In addition to the Autism awareness forum other activities planned for the region include: A Parent Teachers Association awareness and staff development sessions while Brochures and flyers have also been prepared and distributed to the public.
As is, the Ministry via each educational district has officers engaged in a process of assessing and identifying children with all other forms of disability including autism.
Following the assessment we are able to not only identify but fashion programmes to support those with special needs.
Autism is one of a group of serious developmental problems called Autism Spectrum Disorder (ASD).
ASD is a diagnosis that describes significant social, communicative and behavioural challenges which appear in early childhood (usually before 3 years old).

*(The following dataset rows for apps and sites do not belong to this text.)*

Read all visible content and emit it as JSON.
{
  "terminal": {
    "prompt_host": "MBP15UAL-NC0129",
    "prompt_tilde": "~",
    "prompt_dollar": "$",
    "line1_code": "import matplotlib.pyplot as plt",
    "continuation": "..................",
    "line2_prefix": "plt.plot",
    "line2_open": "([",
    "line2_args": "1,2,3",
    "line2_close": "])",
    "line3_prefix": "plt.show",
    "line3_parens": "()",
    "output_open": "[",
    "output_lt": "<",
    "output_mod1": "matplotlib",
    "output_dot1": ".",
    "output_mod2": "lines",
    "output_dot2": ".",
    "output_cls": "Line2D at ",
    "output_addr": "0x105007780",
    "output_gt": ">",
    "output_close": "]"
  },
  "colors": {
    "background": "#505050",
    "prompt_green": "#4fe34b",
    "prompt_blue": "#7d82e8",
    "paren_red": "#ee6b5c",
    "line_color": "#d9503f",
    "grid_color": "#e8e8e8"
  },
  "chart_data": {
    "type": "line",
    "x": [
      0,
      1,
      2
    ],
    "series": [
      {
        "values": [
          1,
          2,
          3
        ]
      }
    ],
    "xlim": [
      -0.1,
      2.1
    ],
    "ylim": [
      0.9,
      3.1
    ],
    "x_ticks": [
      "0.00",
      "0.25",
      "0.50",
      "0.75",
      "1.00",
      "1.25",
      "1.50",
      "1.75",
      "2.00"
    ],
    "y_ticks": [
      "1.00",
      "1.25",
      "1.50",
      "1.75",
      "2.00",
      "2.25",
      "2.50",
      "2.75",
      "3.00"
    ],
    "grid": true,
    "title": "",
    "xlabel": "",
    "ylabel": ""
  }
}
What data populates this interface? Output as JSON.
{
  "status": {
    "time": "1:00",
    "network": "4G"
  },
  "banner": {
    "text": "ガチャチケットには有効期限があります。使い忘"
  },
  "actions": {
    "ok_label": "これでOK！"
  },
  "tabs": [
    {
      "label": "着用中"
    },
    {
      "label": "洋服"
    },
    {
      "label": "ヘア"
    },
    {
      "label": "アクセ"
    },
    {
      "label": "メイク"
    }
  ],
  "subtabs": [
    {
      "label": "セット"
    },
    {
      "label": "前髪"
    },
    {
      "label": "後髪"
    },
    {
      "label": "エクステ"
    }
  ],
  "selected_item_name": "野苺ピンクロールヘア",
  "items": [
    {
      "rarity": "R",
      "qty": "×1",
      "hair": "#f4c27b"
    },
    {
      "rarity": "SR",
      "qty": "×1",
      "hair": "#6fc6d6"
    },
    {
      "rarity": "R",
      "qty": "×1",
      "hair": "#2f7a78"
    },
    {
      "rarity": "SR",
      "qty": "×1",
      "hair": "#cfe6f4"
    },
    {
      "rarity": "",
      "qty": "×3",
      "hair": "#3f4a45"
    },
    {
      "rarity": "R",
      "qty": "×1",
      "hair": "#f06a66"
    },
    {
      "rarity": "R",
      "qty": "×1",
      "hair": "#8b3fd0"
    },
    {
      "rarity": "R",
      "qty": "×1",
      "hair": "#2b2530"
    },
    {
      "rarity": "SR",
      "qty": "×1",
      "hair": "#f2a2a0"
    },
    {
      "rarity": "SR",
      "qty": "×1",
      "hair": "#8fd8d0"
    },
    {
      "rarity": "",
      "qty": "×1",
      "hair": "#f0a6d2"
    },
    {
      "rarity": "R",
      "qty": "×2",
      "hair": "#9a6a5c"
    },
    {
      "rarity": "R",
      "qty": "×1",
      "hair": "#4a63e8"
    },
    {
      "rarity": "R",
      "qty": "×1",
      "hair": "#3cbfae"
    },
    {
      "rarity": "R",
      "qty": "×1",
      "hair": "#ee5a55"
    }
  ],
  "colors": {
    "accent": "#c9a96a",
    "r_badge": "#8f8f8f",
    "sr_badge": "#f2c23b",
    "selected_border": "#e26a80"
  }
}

People with autism handle information in their brain differently from typical developing peers.
Ms Anesta Douglas, regional education officer of region three expressed gratitude for the forum that offers awareness about children in region three who are autistic.
“I encourage all persons to embrace persons with autism so that they can realise their full potential and destiny”.
Ms. Audrey Rodrigues in her remarks from the office of UNICEF Guyana and Suriname reminded that her organisation which advocates for children’s rights noted that education access is for every child. “Every child is a child no matter what and we are making sure that every child has and continues to be catered for through empowering of women and girls with autism everywhere.”
Citing a monologue that offered information about the progressive symptoms of Autism she said “There are many types of Autism and should we find ourselves in the presence of an autistic person …I submit that we must rethink how we treat with them and be less judgmental…stop diagnosing by yourselves and seek the much needed professionals to assist,” Ms Rodrigues said.
She encouraged the need for education to remove the poverty of loneliness and disrespect etc to empower women to advance humanity. “Women need to look for the early signs to treat with the disorder so that we can practice inclusiveness and have facilities for access for Education.
If we can have nursery school teachers more involved …empowerment and support is necessary. Educating everyone could be a deterrent to stigma related to autism and we must not let awareness be only for today but for always.”
As part of the presentations Mr. Keon Cheong, education officer two offered an over view of and Constraints associated with treating and caring for autistic children among others.